Members of the Gloucestershire Community Energy Co-operative have just waved ‘farväl!’ to 10 Swedish visitors who came to learn from us about local environmental initiatives. We may think that the Scandinavians are way ahead on sustainability issues, but we discovered that we actually had a lot to learn from each other.
The ten visitors represented four villages in Sweden that are involved in a European Transition project to encourage more sustainable living. They found out about the Gloucestershire Energy Co-operarative online, and contacted us to ask if we could arrange a three day study visit for them. Richard Walter, who happens to be treasurer for four local environmental and social initiatives – Gloucestershire Community Energy Co-operative, Transition Town Cheltenham, Cheltenham Green Doors and Global Footsteps – took on the challenge of organising their trip to Cheltenham.
As part of their study tour the Swedes visited our large solar panel array at the CityWorks building in Gloucester and were interested in how our co-operative model of funding and share ownership worked. It seems we have much more support from the UK government in the form of tax advantages and feed-in tariff than they have in Sweden. While touring the building they were so impressed by the colourful items in the Scrapstore, which recycles material that would otherwise go to landfill, that the visitors decided to buy some of the ribbons, rattles and rag dolls to take back home to Sweden! The talk from Reyaz of Gloucester Fairshares Timebank was particularly interesting, comparing the approach to volunteering in the two countries and the tax treatment voluntary work in Sweden.
Another highlight for the visitors was a trip to St James’s City Farm in central Gloucester. Here, the Swedes were able to share their experiences of ‘pig-sharing’ where a few families jointly own and care for a small number of farm animals and benefit from local, fresh food. It’s certainly a step on from the ‘car-sharing’ that happens in this country.
The group also visited and learnt about many other local initiatives, including Cheltenham Green Doors open homes group, Cheltenham Community Composting site, Vision 21′s Reclaim furniture recycling project and the Global Footsteps charity and cafe. For a break from having to speak English (which they did very well) we also arranged for them to have a meal with the Cheltenham Swedish Society at SVEA, Cheltenham’s very own Swedish cafe.

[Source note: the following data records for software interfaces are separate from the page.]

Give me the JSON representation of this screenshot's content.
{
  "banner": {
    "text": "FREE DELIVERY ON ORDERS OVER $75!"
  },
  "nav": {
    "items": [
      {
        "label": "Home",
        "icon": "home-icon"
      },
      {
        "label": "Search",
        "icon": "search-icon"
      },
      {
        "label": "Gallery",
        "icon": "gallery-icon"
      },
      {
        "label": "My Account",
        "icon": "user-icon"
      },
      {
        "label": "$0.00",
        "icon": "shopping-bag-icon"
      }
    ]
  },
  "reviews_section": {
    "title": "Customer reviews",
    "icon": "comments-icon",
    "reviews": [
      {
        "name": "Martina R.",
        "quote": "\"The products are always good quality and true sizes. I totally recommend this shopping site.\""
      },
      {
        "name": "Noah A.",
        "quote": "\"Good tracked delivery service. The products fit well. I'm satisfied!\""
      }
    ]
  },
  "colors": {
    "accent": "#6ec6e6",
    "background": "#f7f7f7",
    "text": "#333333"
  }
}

Upon arrival home the Swedes sent us their thanks (and mentioned that it was a bit colder at home than here) and said they had been inspired by the trip. Hopefully a small part of Scandinavia will be a bit greener thanks to lessons learnt in Cheltenham and Gloucester!